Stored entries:
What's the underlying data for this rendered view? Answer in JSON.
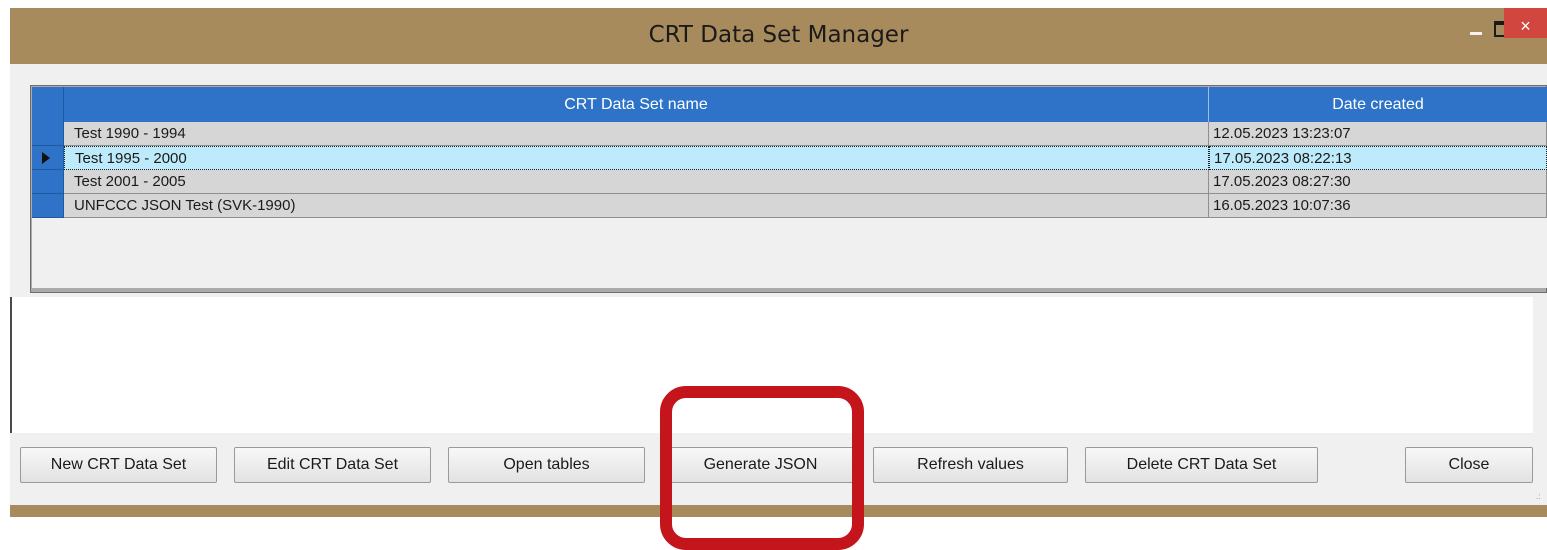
{
  "window": {
    "title": "CRT Data Set Manager",
    "minimize_icon": "minimize-icon",
    "maximize_icon": "maximize-icon",
    "close_glyph": "×"
  },
  "grid": {
    "columns": [
      "CRT Data Set name",
      "Date created"
    ],
    "rows": [
      {
        "name": "Test 1990 - 1994",
        "date": "12.05.2023 13:23:07",
        "selected": false
      },
      {
        "name": "Test 1995 - 2000",
        "date": "17.05.2023 08:22:13",
        "selected": true
      },
      {
        "name": "Test 2001 - 2005",
        "date": "17.05.2023 08:27:30",
        "selected": false
      },
      {
        "name": "UNFCCC JSON Test (SVK-1990)",
        "date": "16.05.2023 10:07:36",
        "selected": false
      }
    ]
  },
  "buttons": {
    "new": "New CRT Data Set",
    "edit": "Edit CRT Data Set",
    "open_tables": "Open tables",
    "generate_json": "Generate JSON",
    "refresh": "Refresh values",
    "delete": "Delete CRT Data Set",
    "close": "Close"
  },
  "colors": {
    "titlebar": "#a88b5c",
    "grid_header": "#2e73c7",
    "selected_row": "#bdebfb",
    "highlight": "#c4141c",
    "close_button": "#d1473f"
  }
}
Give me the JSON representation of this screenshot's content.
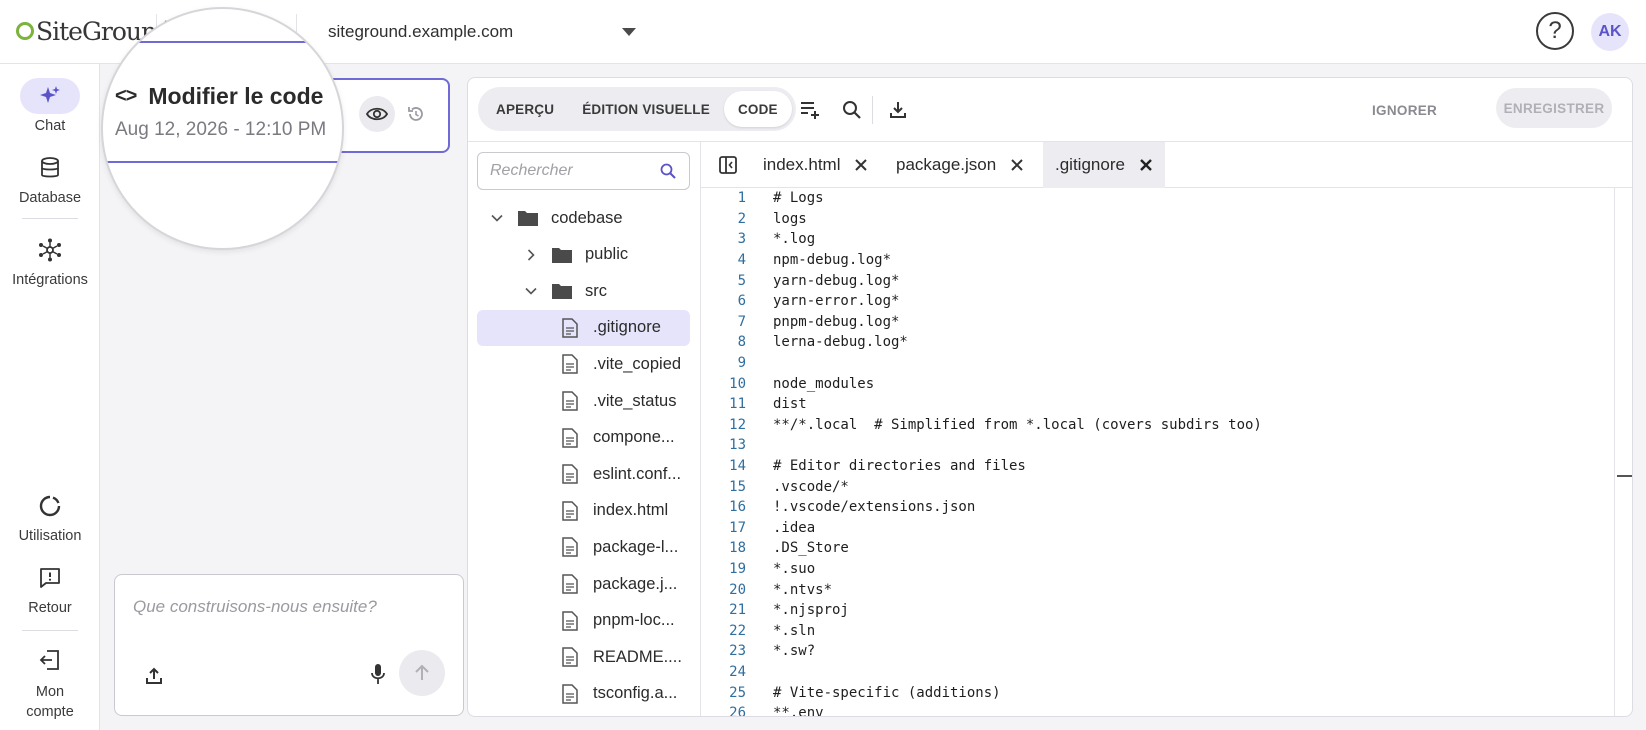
{
  "topbar": {
    "logo_text": "SiteGround",
    "site": "siteground.example.com",
    "help_label": "?",
    "avatar_initials": "AK"
  },
  "nav": {
    "chat": "Chat",
    "database": "Database",
    "integrations": "Intégrations",
    "usage": "Utilisation",
    "feedback": "Retour",
    "account_line1": "Mon",
    "account_line2": "compte"
  },
  "version": {
    "title": "Modifier le code",
    "date": "Aug 12, 2026 - 12:10 PM"
  },
  "composer": {
    "placeholder": "Que construisons-nous ensuite?"
  },
  "toolbar": {
    "tab_preview": "APERÇU",
    "tab_visual": "ÉDITION VISUELLE",
    "tab_code": "CODE",
    "ignore": "IGNORER",
    "save": "ENREGISTRER"
  },
  "tree": {
    "search_placeholder": "Rechercher",
    "items": [
      {
        "label": "codebase",
        "kind": "folder"
      },
      {
        "label": "public",
        "kind": "folder"
      },
      {
        "label": "src",
        "kind": "folder"
      },
      {
        "label": ".gitignore",
        "kind": "file"
      },
      {
        "label": ".vite_copied",
        "kind": "file"
      },
      {
        "label": ".vite_status",
        "kind": "file"
      },
      {
        "label": "compone...",
        "kind": "file"
      },
      {
        "label": "eslint.conf...",
        "kind": "file"
      },
      {
        "label": "index.html",
        "kind": "file"
      },
      {
        "label": "package-l...",
        "kind": "file"
      },
      {
        "label": "package.j...",
        "kind": "file"
      },
      {
        "label": "pnpm-loc...",
        "kind": "file"
      },
      {
        "label": "README....",
        "kind": "file"
      },
      {
        "label": "tsconfig.a...",
        "kind": "file"
      }
    ]
  },
  "tabs": [
    {
      "label": "index.html"
    },
    {
      "label": "package.json"
    },
    {
      "label": ".gitignore"
    }
  ],
  "code_lines": [
    "# Logs",
    "logs",
    "*.log",
    "npm-debug.log*",
    "yarn-debug.log*",
    "yarn-error.log*",
    "pnpm-debug.log*",
    "lerna-debug.log*",
    "",
    "node_modules",
    "dist",
    "**/*.local  # Simplified from *.local (covers subdirs too)",
    "",
    "# Editor directories and files",
    ".vscode/*",
    "!.vscode/extensions.json",
    ".idea",
    ".DS_Store",
    "*.suo",
    "*.ntvs*",
    "*.njsproj",
    "*.sln",
    "*.sw?",
    "",
    "# Vite-specific (additions)",
    "**.env"
  ],
  "colors": {
    "accent": "#6f6ad6",
    "accent_light": "#e6e4fb",
    "logo_green": "#7bb33c"
  }
}
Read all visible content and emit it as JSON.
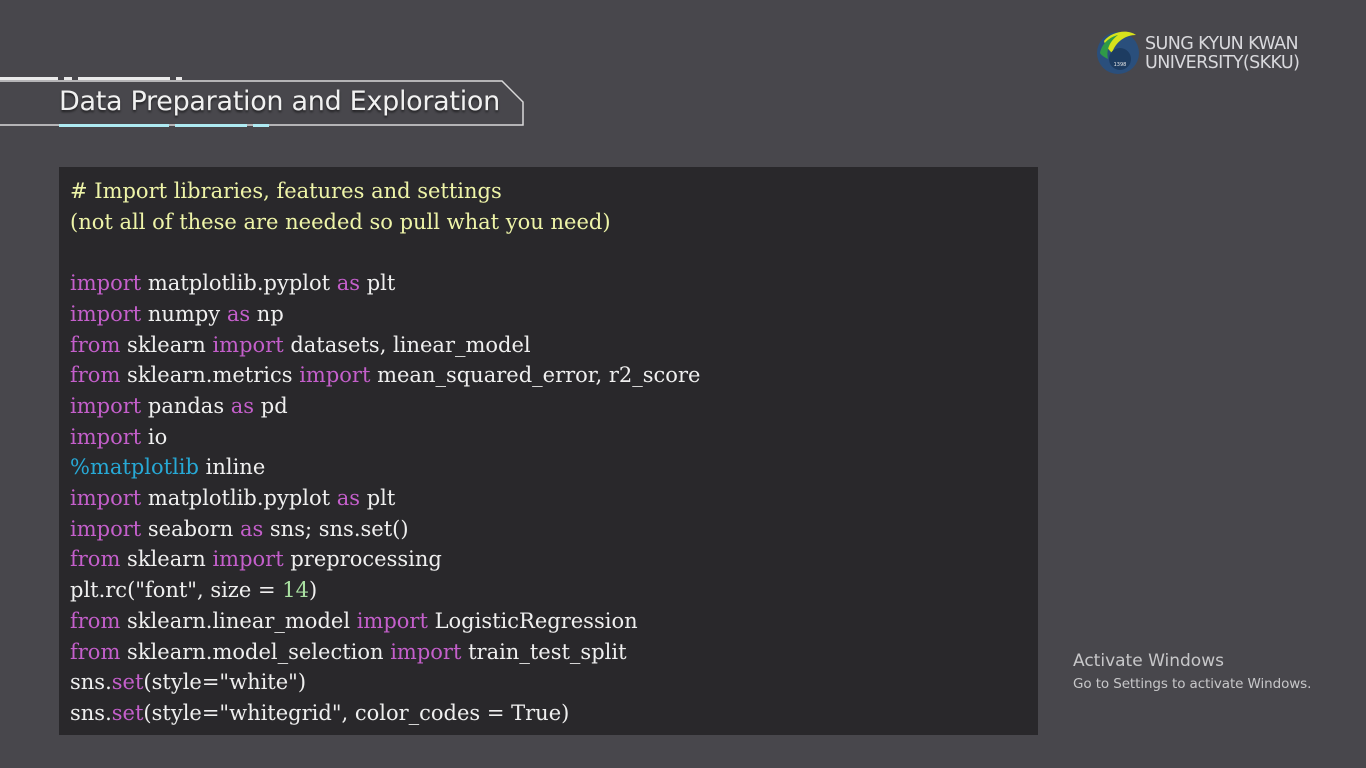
{
  "slide": {
    "title": "Data Preparation and Exploration",
    "logo": {
      "badge_year": "1398",
      "line1": "SUNG KYUN KWAN",
      "line2": "UNIVERSITY(SKKU)"
    }
  },
  "code": {
    "lines": [
      [
        {
          "t": "# Import libraries, features and settings",
          "c": "comment"
        }
      ],
      [
        {
          "t": "(not all of these are needed so pull what you need)",
          "c": "comment"
        }
      ],
      [],
      [
        {
          "t": "import",
          "c": "kw"
        },
        {
          "t": " matplotlib.pyplot ",
          "c": "plain"
        },
        {
          "t": "as",
          "c": "kw"
        },
        {
          "t": " plt",
          "c": "plain"
        }
      ],
      [
        {
          "t": "import",
          "c": "kw"
        },
        {
          "t": " numpy ",
          "c": "plain"
        },
        {
          "t": "as",
          "c": "kw"
        },
        {
          "t": " np",
          "c": "plain"
        }
      ],
      [
        {
          "t": "from",
          "c": "kw"
        },
        {
          "t": " sklearn ",
          "c": "plain"
        },
        {
          "t": "import",
          "c": "kw"
        },
        {
          "t": " datasets, linear_model",
          "c": "plain"
        }
      ],
      [
        {
          "t": "from",
          "c": "kw"
        },
        {
          "t": " sklearn.metrics ",
          "c": "plain"
        },
        {
          "t": "import",
          "c": "kw"
        },
        {
          "t": " mean_squared_error, r2_score",
          "c": "plain"
        }
      ],
      [
        {
          "t": "import",
          "c": "kw"
        },
        {
          "t": " pandas ",
          "c": "plain"
        },
        {
          "t": "as",
          "c": "kw"
        },
        {
          "t": " pd",
          "c": "plain"
        }
      ],
      [
        {
          "t": "import",
          "c": "kw"
        },
        {
          "t": " io",
          "c": "plain"
        }
      ],
      [
        {
          "t": "%matplotlib",
          "c": "magic"
        },
        {
          "t": " inline",
          "c": "plain"
        }
      ],
      [
        {
          "t": "import",
          "c": "kw"
        },
        {
          "t": " matplotlib.pyplot ",
          "c": "plain"
        },
        {
          "t": "as",
          "c": "kw"
        },
        {
          "t": " plt",
          "c": "plain"
        }
      ],
      [
        {
          "t": "import",
          "c": "kw"
        },
        {
          "t": " seaborn ",
          "c": "plain"
        },
        {
          "t": "as",
          "c": "kw"
        },
        {
          "t": " sns; sns.set()",
          "c": "plain"
        }
      ],
      [
        {
          "t": "from",
          "c": "kw"
        },
        {
          "t": " sklearn ",
          "c": "plain"
        },
        {
          "t": "import",
          "c": "kw"
        },
        {
          "t": " preprocessing",
          "c": "plain"
        }
      ],
      [
        {
          "t": "plt.rc(\"font\", size = ",
          "c": "plain"
        },
        {
          "t": "14",
          "c": "num"
        },
        {
          "t": ")",
          "c": "plain"
        }
      ],
      [
        {
          "t": "from",
          "c": "kw"
        },
        {
          "t": " sklearn.linear_model ",
          "c": "plain"
        },
        {
          "t": "import",
          "c": "kw"
        },
        {
          "t": " LogisticRegression",
          "c": "plain"
        }
      ],
      [
        {
          "t": "from",
          "c": "kw"
        },
        {
          "t": " sklearn.model_selection ",
          "c": "plain"
        },
        {
          "t": "import",
          "c": "kw"
        },
        {
          "t": " train_test_split",
          "c": "plain"
        }
      ],
      [
        {
          "t": "sns.",
          "c": "plain"
        },
        {
          "t": "set",
          "c": "kw"
        },
        {
          "t": "(style=\"white\")",
          "c": "plain"
        }
      ],
      [
        {
          "t": "sns.",
          "c": "plain"
        },
        {
          "t": "set",
          "c": "kw"
        },
        {
          "t": "(style=\"whitegrid\", color_codes = True)",
          "c": "plain"
        }
      ]
    ]
  },
  "watermark": {
    "title": "Activate Windows",
    "subtitle": "Go to Settings to activate Windows."
  },
  "colors": {
    "background": "#48474c",
    "code_bg": "#29282b",
    "comment": "#eef4a8",
    "keyword": "#c45fcb",
    "magic": "#27a9d6",
    "number": "#a9e0a1",
    "accent": "#aeeaf2"
  }
}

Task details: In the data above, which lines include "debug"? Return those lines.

Reply to the exercise:
    "npm-debug.log*",
    "yarn-debug.log*",
    "pnpm-debug.log*",
    "lerna-debug.log*",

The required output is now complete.